Anyone in Hamilton County looking to improve their office technology skills for job readiness can benefit from free courses through Tech Goes Home – including the option to get a new device for ... (click for more)



Student Scene

GNTC Student Places 5th In PBL National Competition

A Georgia Northwestern Technical College (GNTC) student has placed fifth in thenation for Small Business Management Plan at a national competition. Aixa Rodriguez, who was born and raised in Chicago, was among three GNTC students whose placement in their competitions earlier this year at the Phi Beta Lambda (PBL) State Competition in Atlanta qualified them to compete in the ... (click for more)

Cempa Community Care, City Of Chattanooga, And The Lighthouse Collective Present No Smoke Sundays For Middle And High Schoolers

The Lighthouse Collective is set to host No Smoke Sundays events for middle and high school students, every Sunday in July, from 6-8 p.m. at Miller Park. No Smoke Sundays will provide an alternative, safe gathering event, for youth to have activities during some of the peak times of gun violence in the city. There will be fun and engaging activities for middle and high school ... (click for more)
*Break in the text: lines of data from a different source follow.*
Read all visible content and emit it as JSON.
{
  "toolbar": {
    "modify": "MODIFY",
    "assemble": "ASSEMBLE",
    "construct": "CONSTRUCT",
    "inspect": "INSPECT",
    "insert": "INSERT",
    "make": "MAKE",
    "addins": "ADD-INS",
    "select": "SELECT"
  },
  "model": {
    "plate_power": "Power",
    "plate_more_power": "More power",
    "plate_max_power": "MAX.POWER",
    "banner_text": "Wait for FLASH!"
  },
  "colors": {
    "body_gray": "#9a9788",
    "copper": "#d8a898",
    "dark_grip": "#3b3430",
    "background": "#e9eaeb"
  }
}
Breaking News

EPA Awarding Brownfield Grant At Site Of Planned Lookouts Stadium

U.S. Environmental Protection Agency (EPA) Deputy Administrator Janet McCabe on Wednesday is set to present the city of Chattanooga with Brownfield program cleanup and assessment grants at the site of a planned new $79.5 million stadium to be used by the Lookouts. The press conference will be at the U.S. Pipe/Wheland site. The grant is "to help spur economic revitalization ... (click for more)

$79.5 Million Stadium Touted As Catalyst For Major Project At Long-Blighted Wheland/U.S. Pipe Site; Lookouts To Pay $1 Million Annually To Lease "Community" Stadium
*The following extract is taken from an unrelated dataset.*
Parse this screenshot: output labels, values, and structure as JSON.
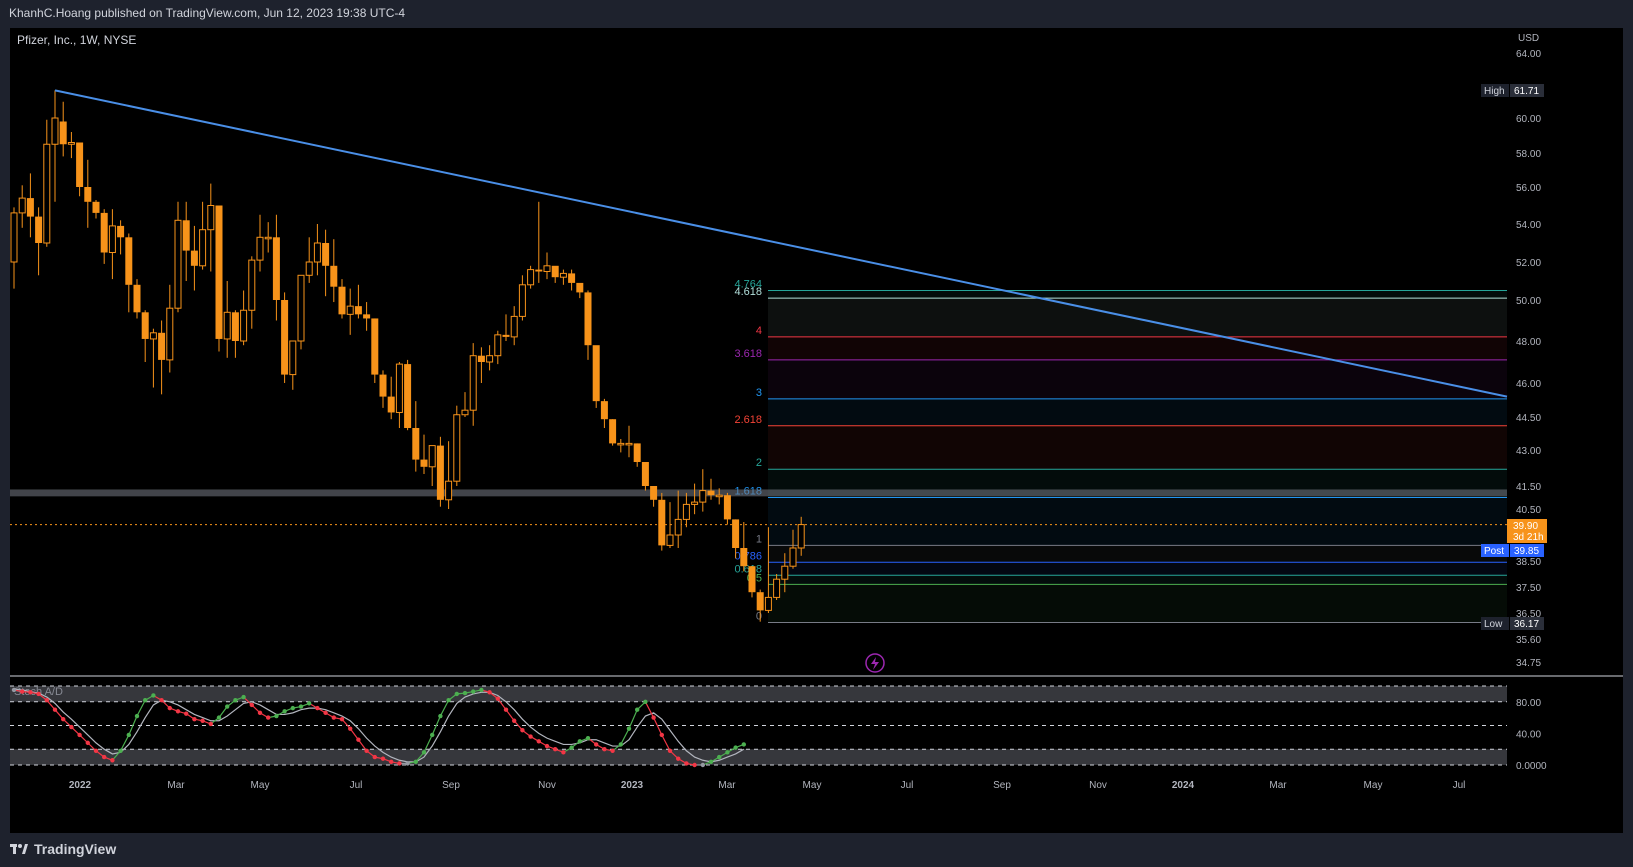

More than 100 acres of the long-neglected U.S. Pipe and Wheland Foundry sites "will begin transforming into a world-class live-work-play district that will generate more than $40 million for schools," Hamilton County Mayor Jim Coppinger and Chattanooga Mayor Tim Kelly announced at a press conference at the site on Thursday. Flanked by nationally renowned master developer Jim ... (click for more)

Opinion

New Stadium Does Not Pass The Smell Test - And Response

I can't find any logical reasons that the new Lookout stadium is being placed where it is other than to think it's a combination of favoritism and eliminating an eyesore. All statistics point to an illogical decision coupled with questionable tax breaks/support. Lookouts average attendance in 2018 (all that I could quickly find) was 3,206 per game and ranked 74th among ... (click for more)

School Achievement Tied To Funding?

My career was in the public schools of several states. I never drew the connection to funding for schools and achievement until later. This is what I have found. The states of the deep south are run by Republicans. In all of them, educational achievement is poor. Is there a connection between funding for schools and achievement? The answer to that should be a resounding "yes." ... (click for more)